For in <i>To Johnny, With Love</i>, Albert, 86, a White Rock resident and member of the Langley Writer's Guild, has accomplished a rarity – a book written with beautiful clarity and simplicity; with a poetic sensibility, but without an ounce of pretension.
That unpretentiousness is clearly evident when one meets Albert in person – and in her frequent admonitions: "don't make me famous!"
"I had no intention of publishing this book at all," she said in an interview arranged at the encouragement of her friend and neighbour, Lynn Cockrill.
"I've been a member of the Langley Writer's Guild for 13 years and they encouraged me to do this. I wanted it to be a tribute to my husband – instead of a grave stone, I wanted to do this."
That Albert has succeeded, with the help and guidance of editor Wendy Dewar-Hughes, there can be no doubt. Her husband's presence is lovingly recreated in the pages of the short memoir, and not only in passages where she movingly and imaginatively gives voice to his confusion and anguish at not being able to communicate, and his sadness at the loss of the home life they led together.
She also creates a vivid portrait of a man who loved the outdoors and cherished a realized dream of leasing 60 acres of wilderness Crown land north of Lillooet and turning it into farmland.
He spent 10 years doing this while balancing his passion with a demanding job at a large car dealership, she relates, before what she describes as "the fog" began.
From John's early confusion at simple tasks like tying his tie and adding numbers, she traces his decline – and the resilience and coping skills of his family and caregivers – until his last days at the nursing home.

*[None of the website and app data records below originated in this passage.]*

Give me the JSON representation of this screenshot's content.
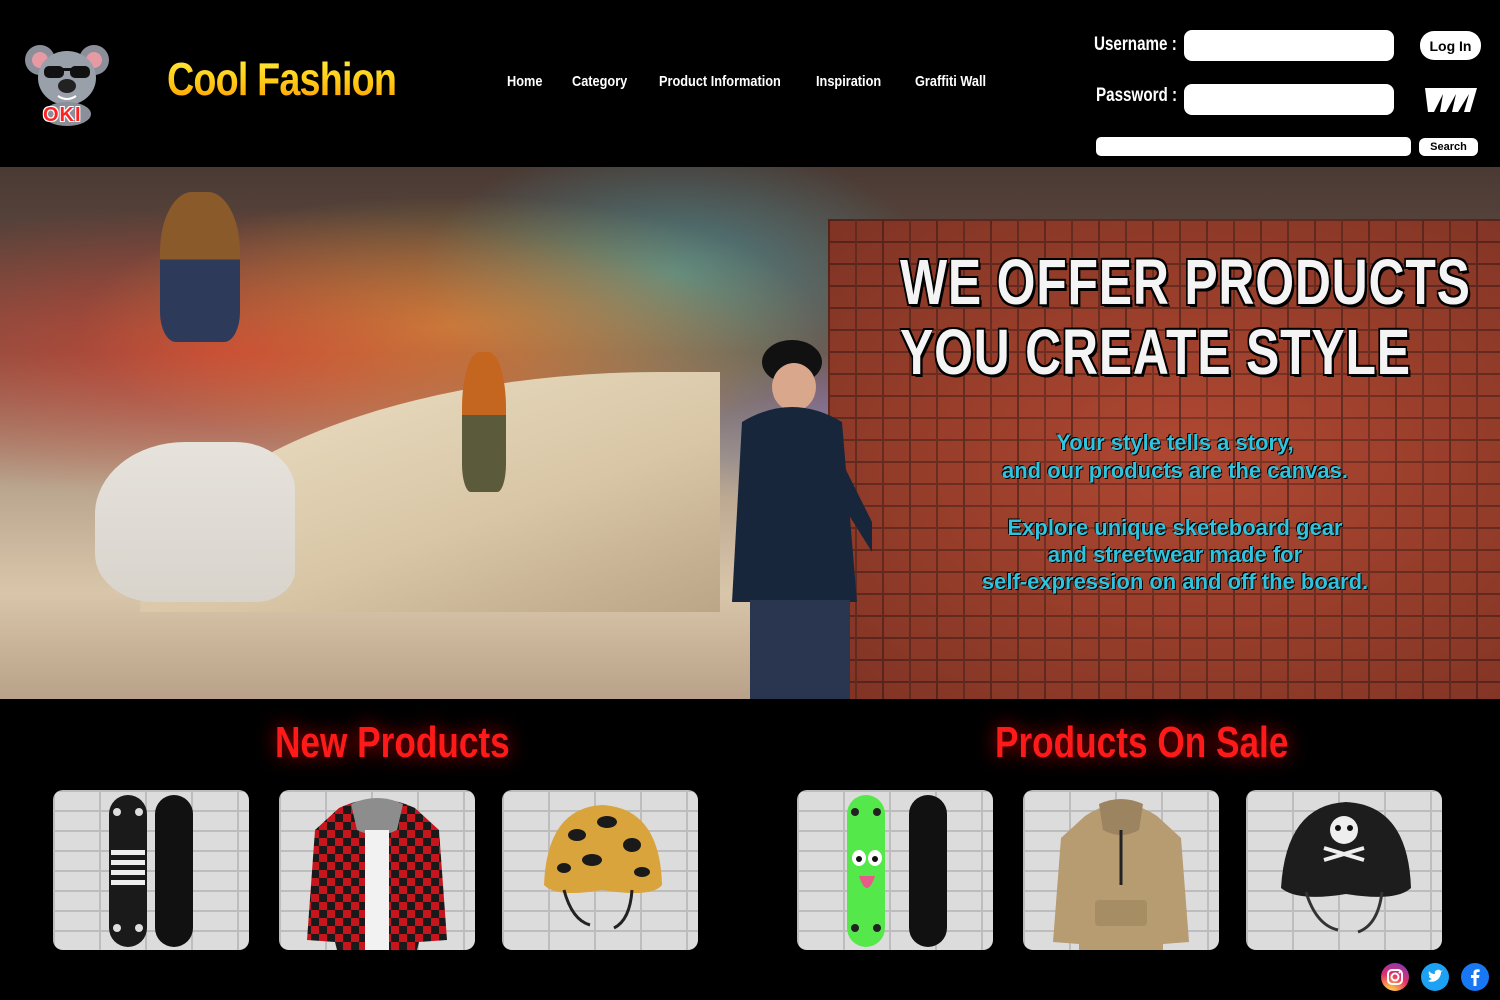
{
  "brand": {
    "logo_text": "OKI",
    "name": "Cool Fashion"
  },
  "nav": {
    "items": [
      "Home",
      "Category",
      "Product Information",
      "Inspiration",
      "Graffiti Wall"
    ]
  },
  "login": {
    "username_label": "Username :",
    "password_label": "Password :",
    "username_value": "",
    "password_value": "",
    "login_label": "Log In"
  },
  "search": {
    "value": "",
    "button_label": "Search"
  },
  "hero": {
    "headline_line1": "WE OFFER PRODUCTS",
    "headline_line2": "YOU CREATE STYLE",
    "text_line1": "Your style tells a story,",
    "text_line2": "and our products are the canvas.",
    "text_line3": "Explore unique sketeboard gear",
    "text_line4": "and streetwear made for",
    "text_line5": "self-expression on and off the board."
  },
  "sections": {
    "new_products": {
      "title": "New Products",
      "items": [
        {
          "icon": "skateboard-black-striped-icon"
        },
        {
          "icon": "red-flannel-hoodie-icon"
        },
        {
          "icon": "leopard-helmet-icon"
        }
      ]
    },
    "on_sale": {
      "title": "Products On Sale",
      "items": [
        {
          "icon": "skateboard-green-monster-icon"
        },
        {
          "icon": "khaki-hoodie-icon"
        },
        {
          "icon": "skull-helmet-icon"
        }
      ]
    }
  },
  "social": [
    "instagram-icon",
    "twitter-icon",
    "facebook-icon"
  ],
  "colors": {
    "accent_red": "#ff1a1a",
    "brand_yellow": "#ffd21a",
    "hero_text_cyan": "#2fc3dd",
    "background": "#000000"
  }
}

Albert said she knows her insistence on continuing to treat John as the man and personality she knew, even in spite of the many obstacles, is not a viewpoint shared by all. Individuals have a different approach to Alzheimer's, she added, and she felt blessed to have an incredibly supportive mother ("She was only 20 years older than me, and 10 times as strong," she said) as well as a family to help – unlike others faced with the same situation.
"I was very careful (in the book) not to be argumentative, and not to be critical of anyone else."

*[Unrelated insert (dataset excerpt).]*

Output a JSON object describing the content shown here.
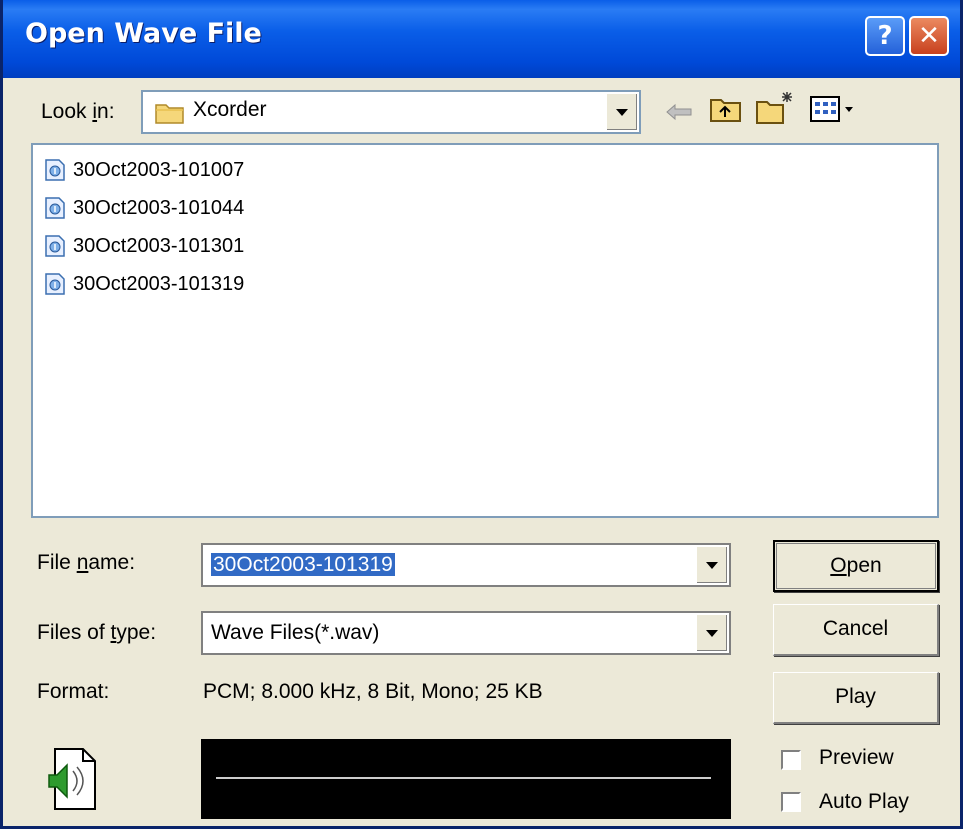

It's evident in only a brief interview that Albert has many other stories to tell.
Born in Germany, she was the only daughter of an engineer who was employed by a Japanese company in 1934, and a mother of Russian and German parentage who had been caught up in the events of the First World War and the Russian Revolution of 1917.
A childhood spent travelling throughout the Far East changed dramatically when her father died shortly after Pearl Harbour, and mother and daughter were left to fend for themselves in wartime Japan – including living through the last terrible air raids on Tokyo and Yokohama.
"I will never forget those years – they give a person a different outlook," she said, adding that her memories as a teenager having to grow up very fast include a lasting sense of the ordinary people in Japan – "neighbour helping neighbour."
Another story she doesn't include in the book is how she first met John in Berlin, in 1947 in the emotionally charged atmosphere of the court trials that took place following the war.
"I was 19 and he was 20 – it was two months after I arrived back in Germany. He was a translator working for the Americans, and I worked for them too, because I could speak English."
Albert recalled she was translating for a judge in court, and John was translating for the plaintiff, and after she had translated some testimony, John took issue with it.
"My husband-to-be raised his hand and said 'I'm sorry, the young lady translated that wrong,'" she said.
"I thought 'oh, yeah, goodness what a terrible guy this is.' But on the way out, he was standing there. He said 'my name is John Albert, can I take you home?'"
"Two years later we were married."
To Johnny, With Love is available at amazon.ca and, locally, at Black Bond Books stores.